[tz] EU Public Consultation summertime arrangements

Paul Eggert eggert at cs.ucla.edu
Thu Jul 12 23:55:37 UTC 2018

On 07/11/2018 03:28 PM, Michael H Deckers via tz wrote:
>    I do not think that the names of time scale are considered
>    to be EU business by anyone in the EU -- the EU follow the
>    principle of subsidiarity which defers decisions with local
>    scope to the locals. 

We could water down it to a suggestion that the EU bring the naming
problems to the attention of member countries and other interested
parties. Surely there would be no objection to that.

Also, I think it'd be helpful to suggest a solution to the problem. I'm
thinking that the name Central European Union Time (CEUT) would be a
good one if France, Germany and nearby countries adopt permanent UTC +02.

New version of proposed comment attached.
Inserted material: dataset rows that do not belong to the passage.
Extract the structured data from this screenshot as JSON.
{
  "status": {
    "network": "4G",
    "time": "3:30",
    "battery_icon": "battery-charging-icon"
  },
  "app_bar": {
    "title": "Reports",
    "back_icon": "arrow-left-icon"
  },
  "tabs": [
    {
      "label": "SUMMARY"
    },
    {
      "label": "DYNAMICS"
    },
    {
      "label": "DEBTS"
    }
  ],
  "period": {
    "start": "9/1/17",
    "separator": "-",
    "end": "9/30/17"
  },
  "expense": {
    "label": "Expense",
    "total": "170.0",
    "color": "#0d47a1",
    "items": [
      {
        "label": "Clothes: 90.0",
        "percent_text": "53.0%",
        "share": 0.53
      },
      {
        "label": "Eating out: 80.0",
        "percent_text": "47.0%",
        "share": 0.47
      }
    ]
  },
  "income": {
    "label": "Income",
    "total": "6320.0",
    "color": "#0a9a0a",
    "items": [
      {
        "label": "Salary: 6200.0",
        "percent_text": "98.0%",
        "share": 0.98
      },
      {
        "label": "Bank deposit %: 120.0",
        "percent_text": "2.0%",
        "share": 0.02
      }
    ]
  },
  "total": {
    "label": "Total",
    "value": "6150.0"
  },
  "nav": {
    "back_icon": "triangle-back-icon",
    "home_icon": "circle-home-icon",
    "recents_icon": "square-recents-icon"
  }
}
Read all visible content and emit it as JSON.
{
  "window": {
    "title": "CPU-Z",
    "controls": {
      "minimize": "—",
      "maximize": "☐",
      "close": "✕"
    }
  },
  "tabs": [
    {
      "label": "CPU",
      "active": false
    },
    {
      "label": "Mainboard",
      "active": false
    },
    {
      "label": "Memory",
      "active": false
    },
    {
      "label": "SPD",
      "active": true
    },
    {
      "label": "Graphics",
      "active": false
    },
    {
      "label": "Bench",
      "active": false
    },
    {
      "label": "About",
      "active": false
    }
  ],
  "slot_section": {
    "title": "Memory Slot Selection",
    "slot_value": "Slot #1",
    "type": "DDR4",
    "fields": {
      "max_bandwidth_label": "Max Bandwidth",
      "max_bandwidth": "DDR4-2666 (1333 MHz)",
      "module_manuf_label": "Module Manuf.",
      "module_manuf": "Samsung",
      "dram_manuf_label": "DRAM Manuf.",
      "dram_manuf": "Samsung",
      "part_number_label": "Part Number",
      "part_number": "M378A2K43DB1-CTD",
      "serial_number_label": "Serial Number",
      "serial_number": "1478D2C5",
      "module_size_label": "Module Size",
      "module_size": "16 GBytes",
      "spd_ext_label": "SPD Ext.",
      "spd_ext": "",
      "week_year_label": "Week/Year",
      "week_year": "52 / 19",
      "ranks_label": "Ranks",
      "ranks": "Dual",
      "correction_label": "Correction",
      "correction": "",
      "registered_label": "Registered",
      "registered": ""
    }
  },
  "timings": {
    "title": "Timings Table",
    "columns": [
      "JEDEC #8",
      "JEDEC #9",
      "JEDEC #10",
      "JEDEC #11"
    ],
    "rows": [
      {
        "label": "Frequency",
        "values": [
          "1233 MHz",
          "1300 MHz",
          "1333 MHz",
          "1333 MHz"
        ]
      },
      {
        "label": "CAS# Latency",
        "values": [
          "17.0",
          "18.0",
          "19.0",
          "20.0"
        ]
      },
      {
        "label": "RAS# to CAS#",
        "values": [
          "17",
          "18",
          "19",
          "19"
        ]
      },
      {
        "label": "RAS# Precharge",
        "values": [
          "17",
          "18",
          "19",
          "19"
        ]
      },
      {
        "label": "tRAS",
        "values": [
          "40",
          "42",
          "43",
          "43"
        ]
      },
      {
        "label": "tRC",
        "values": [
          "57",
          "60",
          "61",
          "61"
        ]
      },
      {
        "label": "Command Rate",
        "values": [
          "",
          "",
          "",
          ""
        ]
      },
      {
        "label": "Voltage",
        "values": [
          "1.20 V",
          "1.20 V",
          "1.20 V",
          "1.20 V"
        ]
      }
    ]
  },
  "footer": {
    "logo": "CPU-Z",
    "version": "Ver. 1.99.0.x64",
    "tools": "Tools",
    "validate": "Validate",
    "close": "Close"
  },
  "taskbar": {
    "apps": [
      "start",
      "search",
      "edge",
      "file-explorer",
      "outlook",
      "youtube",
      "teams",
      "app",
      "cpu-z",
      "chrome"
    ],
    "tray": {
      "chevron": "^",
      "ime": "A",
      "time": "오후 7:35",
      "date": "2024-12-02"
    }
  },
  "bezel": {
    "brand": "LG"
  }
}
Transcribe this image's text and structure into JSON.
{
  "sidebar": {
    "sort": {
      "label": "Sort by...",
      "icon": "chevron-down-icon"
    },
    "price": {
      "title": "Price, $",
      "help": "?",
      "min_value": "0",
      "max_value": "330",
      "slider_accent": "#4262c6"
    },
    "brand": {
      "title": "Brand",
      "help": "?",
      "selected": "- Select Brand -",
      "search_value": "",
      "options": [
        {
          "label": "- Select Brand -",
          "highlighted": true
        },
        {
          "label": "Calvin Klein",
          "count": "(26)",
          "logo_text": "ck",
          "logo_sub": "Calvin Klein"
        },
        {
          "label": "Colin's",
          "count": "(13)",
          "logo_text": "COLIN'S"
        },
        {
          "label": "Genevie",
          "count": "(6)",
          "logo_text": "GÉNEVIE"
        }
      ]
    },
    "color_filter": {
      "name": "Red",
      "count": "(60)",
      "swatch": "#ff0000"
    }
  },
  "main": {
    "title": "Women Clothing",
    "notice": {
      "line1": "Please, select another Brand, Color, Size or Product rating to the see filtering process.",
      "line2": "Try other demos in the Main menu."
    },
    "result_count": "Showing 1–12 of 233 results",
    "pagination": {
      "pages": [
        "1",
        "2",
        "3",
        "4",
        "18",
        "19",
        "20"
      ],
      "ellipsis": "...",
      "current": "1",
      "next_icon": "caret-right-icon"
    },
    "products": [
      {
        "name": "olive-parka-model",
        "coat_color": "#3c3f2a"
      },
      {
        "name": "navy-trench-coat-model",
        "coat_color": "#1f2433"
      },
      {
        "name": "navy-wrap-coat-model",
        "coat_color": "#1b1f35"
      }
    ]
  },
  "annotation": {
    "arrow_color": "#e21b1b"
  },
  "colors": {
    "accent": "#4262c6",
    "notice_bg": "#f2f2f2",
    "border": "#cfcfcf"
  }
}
-------------- next part --------------
I am commenting as coordinator of the Time Zone Database (TZDB) hosted by the Internet Assigned Numbers Authority[1]. This database is used by most of the world’s cell phones and many of its computers to track time zones and summertime arrangements. The comments below have been circulated on the TZDB mailing list and attempt to reflect consensus there.

Although the simplest thing for computing applications would be to keep the EU rules unchanged, it would not be much of a problem to accommodate the abolition of twice-yearly clock changes in the EU, as has already been done in Russia and other countries. However, if such a change is done, the following technical points should be considered.

1. If timekeeping rules are changed, there should be at least a year’s notice before the changes take effect. Otherwise there is a good chance that some computer-based clocks will operate incorrectly after the change, due to delays in propagating updates to software and data. The shorter the notice, the more likely clock problems will arise. For more about this, please see “Changes to the tz database”[2] and “On the Timing of Time Zone Changes”[3].

2. If the EU rules are changed, the EU should record in a public document its member states’ related changes to civil time, so that interested parties can easily track European timekeeping changes. For best results, the document should also keep track of changes to civil time in EEA/EFTA countries, candidate countries, potential candidates, the Schengen area, and other countries not in the EU that decide to make a related change. This document would be purely informative, with no authority behind it.

3. If the EU abolishes twice-yearly clock changes, the resulting time zones should be considered standard time, not permanent summertime, to avoid conflicts with existing computer standards in widespread use. The notion of permanent summertime is not supported by the POSIX.1-2017 standard[4], which covers most of the computing servers in the European Union.

4. If the EU abolishes twice-yearly clock changes, there likely will be naming confusion when interested parties discuss the new timekeeping or use computer applications. One such application is the Unicode Common Locale Data Repository, which is related to TZDB and which records time zone abbreviations and names in many languages[5]. For example, if France and Germany decide to stay on UTC +02 all year, many English-language computer systems would likely call their new time zone “Eastern European Time (EET)” due to the long association between EET and UTC +02, even though neither country is in eastern Europe; conversely, some systems could well call the same UTC +02 timezone “Central European Time (CET)” even though that name has long been associated with UTC +01. Although the EU does not specify time zone names or their abbreviations, it would be helpful for it to bring this problem to the attention of member countries and other interested parties. Confusion might be lessened if new names were used for new timekeeping practices, e.g., if “Central European Union Time (CEUT)” was used for a new UTC +02 zone in France, Germany, and nearby countries.


[1] Time Zone Database, Internet Assigned Numbers Authority. 2018-05-01. <https://www.iana.org/time-zones>

[2] Changes to the tz database. 2018-05-01. <https://data.iana.org/time-zones/tz-link.html#changes>

[3] Johnson M. On the Timing of Time Zone Changes. 2016-04-23. <https://codeofmatt.com/2016/04/23/on-the-timing-of-time-zone-changes/>

[4] The Open Group Base Specifications Issue 7, 2018 edition, IEEE Std 1003.1-2017 (Revision of IEEE Std 1003.1-2008). See the variable “TZ” in section 8.3, “Other Environment Variables” <http://pubs.opengroup.org/onlinepubs/9699919799/basedefs/V1_chap08.html#tag_08_03>.

[5] By-Type Chart: Timezones:Europe. CLDR version 33. Unicode Consortium. 2018-03-09. <https://www.unicode.org/cldr/charts/33/by_type/timezones.europe.html>.

More information about the tz mailing list